Employers in Tennessee will have to pay tens of millions in new taxes annually because the state is not expanding its Medicaid program, according to a new study.
The new study released Wednesday by Jackson Hewitt estimates that Tennessee's failure to expand Medicaid could cost employers in the state between $48 million and $72 million in 2015.
The tax penalty is somewhat hidden in the language of the Affordable Care Act, said the study's lead author Brian Haile, Jackson Hewitt's senior vice president of health policy.
The Affordable Care Act was written under the assumption that all states would expand Medicaid, meaning that the state-backed health care program could cover people who earn up to 138 percent of the federal poverty level, instead of topping out at 100 percent of the federal poverty level. The federal poverty level is $11,490 per year for an individual.

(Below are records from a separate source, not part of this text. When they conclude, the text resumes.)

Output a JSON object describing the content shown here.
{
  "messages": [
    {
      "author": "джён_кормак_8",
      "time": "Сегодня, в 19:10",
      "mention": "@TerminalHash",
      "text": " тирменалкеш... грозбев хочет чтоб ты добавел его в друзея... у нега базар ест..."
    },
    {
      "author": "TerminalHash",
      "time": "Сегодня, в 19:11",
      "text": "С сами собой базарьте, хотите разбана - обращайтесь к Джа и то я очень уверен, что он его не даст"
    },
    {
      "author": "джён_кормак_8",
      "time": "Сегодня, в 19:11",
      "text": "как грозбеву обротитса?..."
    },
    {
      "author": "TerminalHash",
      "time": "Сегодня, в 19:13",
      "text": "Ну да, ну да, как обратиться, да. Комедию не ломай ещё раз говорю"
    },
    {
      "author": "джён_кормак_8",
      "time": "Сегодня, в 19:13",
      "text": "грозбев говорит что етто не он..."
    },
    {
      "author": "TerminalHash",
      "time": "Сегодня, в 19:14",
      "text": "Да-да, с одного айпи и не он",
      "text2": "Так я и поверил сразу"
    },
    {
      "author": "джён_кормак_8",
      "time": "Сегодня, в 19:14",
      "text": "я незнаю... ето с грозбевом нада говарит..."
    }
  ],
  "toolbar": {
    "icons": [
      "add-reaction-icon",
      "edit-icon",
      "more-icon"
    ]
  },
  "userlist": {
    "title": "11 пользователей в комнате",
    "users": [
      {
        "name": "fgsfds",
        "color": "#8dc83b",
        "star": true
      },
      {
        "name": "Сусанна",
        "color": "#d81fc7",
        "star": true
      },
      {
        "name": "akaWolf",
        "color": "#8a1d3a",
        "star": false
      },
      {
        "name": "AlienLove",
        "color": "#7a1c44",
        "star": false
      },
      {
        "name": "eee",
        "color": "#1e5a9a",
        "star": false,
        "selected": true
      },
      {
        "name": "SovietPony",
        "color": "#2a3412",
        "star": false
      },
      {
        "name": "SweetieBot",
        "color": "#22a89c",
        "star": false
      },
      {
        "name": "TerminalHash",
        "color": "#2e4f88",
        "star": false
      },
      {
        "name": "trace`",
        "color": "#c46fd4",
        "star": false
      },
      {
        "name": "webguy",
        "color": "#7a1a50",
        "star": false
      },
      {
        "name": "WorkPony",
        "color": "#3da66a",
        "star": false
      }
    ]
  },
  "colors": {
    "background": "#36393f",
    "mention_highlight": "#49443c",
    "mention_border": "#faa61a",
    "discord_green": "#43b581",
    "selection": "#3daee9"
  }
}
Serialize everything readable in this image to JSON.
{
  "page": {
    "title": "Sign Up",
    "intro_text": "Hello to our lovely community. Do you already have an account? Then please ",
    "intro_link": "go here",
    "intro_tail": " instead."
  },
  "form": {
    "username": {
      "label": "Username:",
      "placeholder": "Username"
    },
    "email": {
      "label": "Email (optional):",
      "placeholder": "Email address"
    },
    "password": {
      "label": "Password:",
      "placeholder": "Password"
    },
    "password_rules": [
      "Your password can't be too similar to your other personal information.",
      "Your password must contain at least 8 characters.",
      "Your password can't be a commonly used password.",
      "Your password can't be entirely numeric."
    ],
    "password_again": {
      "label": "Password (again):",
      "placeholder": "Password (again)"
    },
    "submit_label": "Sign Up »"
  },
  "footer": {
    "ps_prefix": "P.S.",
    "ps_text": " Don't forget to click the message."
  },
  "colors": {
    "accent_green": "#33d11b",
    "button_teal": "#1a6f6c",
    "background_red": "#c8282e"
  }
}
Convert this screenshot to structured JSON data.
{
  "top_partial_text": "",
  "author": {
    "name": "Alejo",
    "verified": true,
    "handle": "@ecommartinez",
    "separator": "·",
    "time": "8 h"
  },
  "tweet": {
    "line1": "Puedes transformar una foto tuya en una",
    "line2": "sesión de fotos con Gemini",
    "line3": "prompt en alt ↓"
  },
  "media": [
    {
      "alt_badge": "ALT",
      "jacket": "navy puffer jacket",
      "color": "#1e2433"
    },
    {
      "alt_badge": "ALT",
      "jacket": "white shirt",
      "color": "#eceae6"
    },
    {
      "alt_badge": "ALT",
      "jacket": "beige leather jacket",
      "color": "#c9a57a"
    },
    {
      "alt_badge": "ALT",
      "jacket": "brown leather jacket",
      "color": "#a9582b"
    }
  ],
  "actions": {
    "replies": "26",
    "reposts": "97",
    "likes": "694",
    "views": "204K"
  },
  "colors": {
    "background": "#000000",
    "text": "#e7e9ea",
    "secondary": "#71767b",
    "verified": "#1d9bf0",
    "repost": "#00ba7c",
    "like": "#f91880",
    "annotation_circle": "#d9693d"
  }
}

With Medicaid expansion in mind, the law includes a "shared responsibility" tax which penalizes employers if one of their employees qualifies for a subsidy, called a Premium Tax Credit, to purchase insurance on the federal exchange.
The shared responsibility rule was written, in part, to prevent employers from abruptly dropping health care coverage for low-income employees. Employers will not be penalized if employees sign up for Medicaid.
But in 2012, the Supreme Court ruled that states did not have to expand Medicaid. In states that didn't, such as Tennessee, employees earning between 100 percent and 138 percent of the federal poverty level will not qualify for Medicaid, but some will qualify for tax credits on the exchange. Employers will be fined between $2,000 and $3,000 per qualified person who signs up for insurance on the exchange.
In Tennessee, the Jackson Hewitt study estimates, 24,000 people will qualify for premium tax credits. The actual amount that employers will be penalized will depend on the number of people that ultimately decide to take advantage of that option.
"Just because there has not been strong enrollment interest thus far doesn't mean squat," said Haile, adding that low-income consumers tend to buy insurance when they get their tax refund. "There's going to be solid enrollment," Haile said, but adds that there might not be accurate enrollment data until May or June.
"Jackson Hewitt has no position as to whether it's a good idea or a bad idea to expand Medicaid," Haile said, "I'm just pointing out that there will be a tax consequence to this decision."
The Jackson Hewitt report says, "Any projections of the 'net' costs of Medicaid expansions should also reflect the very real costs of the shared responsibility tax penalties to employers in states that do not expand Medicaid."